* **Activity**
Within the following material, tally each line that contains the string "eyes". Give the tally only.

* **Stored data**
════════
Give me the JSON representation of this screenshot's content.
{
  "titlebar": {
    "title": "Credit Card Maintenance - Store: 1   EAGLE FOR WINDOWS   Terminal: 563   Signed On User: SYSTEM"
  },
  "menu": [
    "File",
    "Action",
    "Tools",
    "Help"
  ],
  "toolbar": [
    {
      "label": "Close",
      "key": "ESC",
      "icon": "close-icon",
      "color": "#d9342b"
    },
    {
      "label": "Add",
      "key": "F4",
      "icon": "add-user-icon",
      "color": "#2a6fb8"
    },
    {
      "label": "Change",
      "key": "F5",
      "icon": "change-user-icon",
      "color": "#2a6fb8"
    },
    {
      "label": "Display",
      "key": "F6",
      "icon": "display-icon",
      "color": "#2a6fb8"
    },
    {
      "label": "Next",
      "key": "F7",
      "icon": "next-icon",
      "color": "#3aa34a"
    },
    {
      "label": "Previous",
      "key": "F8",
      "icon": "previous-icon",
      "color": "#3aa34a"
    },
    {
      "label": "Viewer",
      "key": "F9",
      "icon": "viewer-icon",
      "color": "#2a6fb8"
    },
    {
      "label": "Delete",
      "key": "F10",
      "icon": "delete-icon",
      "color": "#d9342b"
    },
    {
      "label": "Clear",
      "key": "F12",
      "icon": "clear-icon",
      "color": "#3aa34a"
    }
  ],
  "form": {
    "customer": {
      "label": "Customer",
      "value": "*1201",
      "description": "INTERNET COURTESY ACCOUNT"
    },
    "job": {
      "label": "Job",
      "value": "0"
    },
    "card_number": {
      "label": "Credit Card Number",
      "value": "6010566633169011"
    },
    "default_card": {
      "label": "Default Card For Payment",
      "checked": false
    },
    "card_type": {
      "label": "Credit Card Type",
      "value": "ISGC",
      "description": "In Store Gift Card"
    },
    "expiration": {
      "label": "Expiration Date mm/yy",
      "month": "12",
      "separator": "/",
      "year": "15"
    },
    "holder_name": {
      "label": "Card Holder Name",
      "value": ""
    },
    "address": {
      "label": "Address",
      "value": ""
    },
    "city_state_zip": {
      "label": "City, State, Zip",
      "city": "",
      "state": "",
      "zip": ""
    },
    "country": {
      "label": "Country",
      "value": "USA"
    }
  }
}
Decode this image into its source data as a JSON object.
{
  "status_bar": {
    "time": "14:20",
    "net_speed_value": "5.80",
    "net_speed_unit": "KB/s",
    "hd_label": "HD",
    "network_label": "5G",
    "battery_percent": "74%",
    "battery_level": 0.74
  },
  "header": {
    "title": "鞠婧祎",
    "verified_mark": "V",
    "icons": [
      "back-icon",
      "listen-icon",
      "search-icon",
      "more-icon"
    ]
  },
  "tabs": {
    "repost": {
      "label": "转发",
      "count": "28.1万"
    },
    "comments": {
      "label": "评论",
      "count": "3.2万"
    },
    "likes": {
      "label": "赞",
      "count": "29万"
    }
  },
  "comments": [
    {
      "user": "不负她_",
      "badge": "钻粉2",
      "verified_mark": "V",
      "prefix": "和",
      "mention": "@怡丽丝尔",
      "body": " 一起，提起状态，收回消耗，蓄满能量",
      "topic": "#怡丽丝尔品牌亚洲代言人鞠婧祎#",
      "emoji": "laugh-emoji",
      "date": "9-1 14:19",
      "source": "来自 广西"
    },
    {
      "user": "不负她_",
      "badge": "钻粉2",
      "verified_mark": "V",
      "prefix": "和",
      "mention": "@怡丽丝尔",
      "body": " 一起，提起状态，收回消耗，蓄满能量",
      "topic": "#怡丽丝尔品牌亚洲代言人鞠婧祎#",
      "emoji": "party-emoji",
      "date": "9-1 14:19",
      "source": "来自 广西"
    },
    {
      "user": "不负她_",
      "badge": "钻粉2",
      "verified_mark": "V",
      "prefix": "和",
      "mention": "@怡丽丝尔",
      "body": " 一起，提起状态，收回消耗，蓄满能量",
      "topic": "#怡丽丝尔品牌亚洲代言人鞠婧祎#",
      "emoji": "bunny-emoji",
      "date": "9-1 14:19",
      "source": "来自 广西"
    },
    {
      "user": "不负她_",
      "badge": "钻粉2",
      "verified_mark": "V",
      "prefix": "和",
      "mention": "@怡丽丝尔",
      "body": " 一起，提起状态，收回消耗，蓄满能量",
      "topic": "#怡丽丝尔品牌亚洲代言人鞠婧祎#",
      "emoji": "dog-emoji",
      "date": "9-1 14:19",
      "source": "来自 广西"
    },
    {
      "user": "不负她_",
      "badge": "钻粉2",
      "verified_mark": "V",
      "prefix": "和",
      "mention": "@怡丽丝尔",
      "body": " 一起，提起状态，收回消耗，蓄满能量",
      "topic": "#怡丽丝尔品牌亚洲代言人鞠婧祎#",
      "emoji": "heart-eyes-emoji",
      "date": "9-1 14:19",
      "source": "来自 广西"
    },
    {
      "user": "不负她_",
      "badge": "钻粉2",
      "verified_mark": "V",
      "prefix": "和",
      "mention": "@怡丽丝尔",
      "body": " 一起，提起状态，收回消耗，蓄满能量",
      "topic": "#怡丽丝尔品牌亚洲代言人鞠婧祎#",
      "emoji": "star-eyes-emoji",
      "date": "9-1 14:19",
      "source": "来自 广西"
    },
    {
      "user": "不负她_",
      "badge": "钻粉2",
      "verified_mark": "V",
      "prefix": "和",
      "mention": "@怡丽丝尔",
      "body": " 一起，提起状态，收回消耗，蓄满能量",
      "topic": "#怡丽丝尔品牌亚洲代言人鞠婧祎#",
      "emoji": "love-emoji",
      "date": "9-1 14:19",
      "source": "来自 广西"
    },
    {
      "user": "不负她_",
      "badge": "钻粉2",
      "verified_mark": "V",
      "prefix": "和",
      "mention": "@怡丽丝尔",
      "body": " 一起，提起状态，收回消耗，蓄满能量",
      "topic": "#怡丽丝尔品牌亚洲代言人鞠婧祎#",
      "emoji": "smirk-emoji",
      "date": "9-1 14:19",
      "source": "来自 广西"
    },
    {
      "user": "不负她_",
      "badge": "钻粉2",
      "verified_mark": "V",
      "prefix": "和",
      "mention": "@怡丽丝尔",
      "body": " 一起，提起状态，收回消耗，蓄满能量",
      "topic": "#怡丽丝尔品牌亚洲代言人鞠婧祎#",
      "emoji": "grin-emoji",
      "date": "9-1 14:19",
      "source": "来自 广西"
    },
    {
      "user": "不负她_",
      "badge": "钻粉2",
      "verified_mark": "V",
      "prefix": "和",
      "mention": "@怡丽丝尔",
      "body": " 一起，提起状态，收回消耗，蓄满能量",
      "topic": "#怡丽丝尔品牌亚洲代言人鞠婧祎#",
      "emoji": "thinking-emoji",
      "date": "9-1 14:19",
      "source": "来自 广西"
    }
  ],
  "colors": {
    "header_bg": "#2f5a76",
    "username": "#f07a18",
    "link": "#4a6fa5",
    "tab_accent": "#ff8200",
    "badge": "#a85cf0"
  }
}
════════
* **Result below**
2